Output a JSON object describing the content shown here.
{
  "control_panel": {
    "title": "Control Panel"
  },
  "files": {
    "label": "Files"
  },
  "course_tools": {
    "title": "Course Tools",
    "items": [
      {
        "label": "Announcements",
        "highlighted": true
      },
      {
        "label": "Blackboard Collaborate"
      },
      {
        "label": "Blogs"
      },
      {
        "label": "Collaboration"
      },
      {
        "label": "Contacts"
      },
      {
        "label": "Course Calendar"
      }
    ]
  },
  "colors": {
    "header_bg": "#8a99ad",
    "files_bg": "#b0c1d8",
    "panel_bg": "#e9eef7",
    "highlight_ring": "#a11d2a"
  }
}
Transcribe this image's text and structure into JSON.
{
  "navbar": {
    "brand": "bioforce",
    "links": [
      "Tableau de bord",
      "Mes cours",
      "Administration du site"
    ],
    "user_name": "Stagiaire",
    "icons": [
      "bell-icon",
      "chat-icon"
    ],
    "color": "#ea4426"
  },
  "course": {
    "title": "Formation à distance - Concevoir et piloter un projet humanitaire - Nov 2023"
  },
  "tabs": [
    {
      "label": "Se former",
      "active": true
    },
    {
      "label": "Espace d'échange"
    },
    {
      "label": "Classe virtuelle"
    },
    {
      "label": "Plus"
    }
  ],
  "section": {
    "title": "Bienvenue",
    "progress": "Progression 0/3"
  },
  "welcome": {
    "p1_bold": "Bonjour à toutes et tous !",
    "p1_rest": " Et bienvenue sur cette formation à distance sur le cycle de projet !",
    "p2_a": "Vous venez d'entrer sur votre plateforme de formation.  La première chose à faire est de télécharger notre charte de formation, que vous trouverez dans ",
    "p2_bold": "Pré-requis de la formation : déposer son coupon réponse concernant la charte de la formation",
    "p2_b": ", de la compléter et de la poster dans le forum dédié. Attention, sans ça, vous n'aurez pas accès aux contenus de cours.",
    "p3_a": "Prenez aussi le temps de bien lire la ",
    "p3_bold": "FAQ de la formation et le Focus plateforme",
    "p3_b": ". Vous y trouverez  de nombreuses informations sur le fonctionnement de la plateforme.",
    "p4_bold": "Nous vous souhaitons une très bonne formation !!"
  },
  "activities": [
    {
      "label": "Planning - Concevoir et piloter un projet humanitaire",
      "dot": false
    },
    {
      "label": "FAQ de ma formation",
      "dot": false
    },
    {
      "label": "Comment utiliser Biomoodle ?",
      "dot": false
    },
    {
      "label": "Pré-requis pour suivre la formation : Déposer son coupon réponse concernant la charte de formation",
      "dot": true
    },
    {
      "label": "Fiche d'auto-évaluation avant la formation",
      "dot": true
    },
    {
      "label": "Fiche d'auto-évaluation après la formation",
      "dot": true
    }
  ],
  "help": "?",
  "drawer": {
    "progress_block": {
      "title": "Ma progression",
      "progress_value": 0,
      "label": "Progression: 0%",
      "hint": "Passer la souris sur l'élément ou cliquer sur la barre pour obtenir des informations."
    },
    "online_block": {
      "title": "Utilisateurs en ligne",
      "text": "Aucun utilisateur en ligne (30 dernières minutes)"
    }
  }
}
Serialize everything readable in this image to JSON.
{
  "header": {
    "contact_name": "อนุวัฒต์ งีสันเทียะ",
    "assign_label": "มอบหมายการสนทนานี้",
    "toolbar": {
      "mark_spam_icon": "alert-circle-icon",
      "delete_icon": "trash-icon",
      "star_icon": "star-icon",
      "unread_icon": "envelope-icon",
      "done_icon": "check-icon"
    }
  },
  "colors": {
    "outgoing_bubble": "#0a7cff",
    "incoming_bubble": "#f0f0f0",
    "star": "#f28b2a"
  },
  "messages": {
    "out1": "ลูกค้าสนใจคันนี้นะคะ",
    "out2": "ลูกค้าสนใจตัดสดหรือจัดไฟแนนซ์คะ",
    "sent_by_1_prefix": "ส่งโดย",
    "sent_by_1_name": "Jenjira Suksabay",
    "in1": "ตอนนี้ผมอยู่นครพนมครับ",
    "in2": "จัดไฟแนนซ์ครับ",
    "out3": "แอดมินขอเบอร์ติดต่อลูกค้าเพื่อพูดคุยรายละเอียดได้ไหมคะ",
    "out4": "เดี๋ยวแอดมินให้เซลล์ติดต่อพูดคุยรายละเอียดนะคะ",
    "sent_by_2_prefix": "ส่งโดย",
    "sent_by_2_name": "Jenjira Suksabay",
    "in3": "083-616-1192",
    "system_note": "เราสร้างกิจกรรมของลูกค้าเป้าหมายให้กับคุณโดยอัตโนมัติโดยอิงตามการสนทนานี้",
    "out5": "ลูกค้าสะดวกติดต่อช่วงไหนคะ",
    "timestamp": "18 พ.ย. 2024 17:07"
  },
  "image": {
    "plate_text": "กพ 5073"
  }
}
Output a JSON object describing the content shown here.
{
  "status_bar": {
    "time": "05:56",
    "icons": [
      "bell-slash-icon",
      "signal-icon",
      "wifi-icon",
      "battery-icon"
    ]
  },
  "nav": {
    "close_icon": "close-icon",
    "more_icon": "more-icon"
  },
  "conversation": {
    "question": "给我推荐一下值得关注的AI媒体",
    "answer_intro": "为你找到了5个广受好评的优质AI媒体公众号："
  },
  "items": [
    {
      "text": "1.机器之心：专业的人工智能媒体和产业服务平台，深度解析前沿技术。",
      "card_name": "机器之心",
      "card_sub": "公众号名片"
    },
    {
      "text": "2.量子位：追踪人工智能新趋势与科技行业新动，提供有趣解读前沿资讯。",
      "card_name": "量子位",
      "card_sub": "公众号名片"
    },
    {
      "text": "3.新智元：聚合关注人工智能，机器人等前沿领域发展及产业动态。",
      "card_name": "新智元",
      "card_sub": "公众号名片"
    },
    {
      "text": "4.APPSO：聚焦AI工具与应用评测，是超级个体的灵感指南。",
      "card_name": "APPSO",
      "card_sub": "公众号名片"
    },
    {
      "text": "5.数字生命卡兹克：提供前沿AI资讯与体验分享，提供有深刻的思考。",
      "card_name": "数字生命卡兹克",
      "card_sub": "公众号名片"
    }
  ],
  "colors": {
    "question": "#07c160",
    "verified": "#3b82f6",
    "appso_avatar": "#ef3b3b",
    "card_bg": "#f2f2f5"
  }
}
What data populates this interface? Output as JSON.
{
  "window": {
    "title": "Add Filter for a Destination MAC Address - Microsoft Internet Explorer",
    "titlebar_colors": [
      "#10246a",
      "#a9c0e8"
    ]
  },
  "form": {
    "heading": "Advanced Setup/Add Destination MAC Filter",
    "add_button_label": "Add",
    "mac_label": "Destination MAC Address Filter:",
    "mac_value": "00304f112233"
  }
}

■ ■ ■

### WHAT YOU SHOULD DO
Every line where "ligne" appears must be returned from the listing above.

### EXERCISE SOLUTION
      "title": "Utilisateurs en ligne",
      "text": "Aucun utilisateur en ligne (30 dernières minutes)"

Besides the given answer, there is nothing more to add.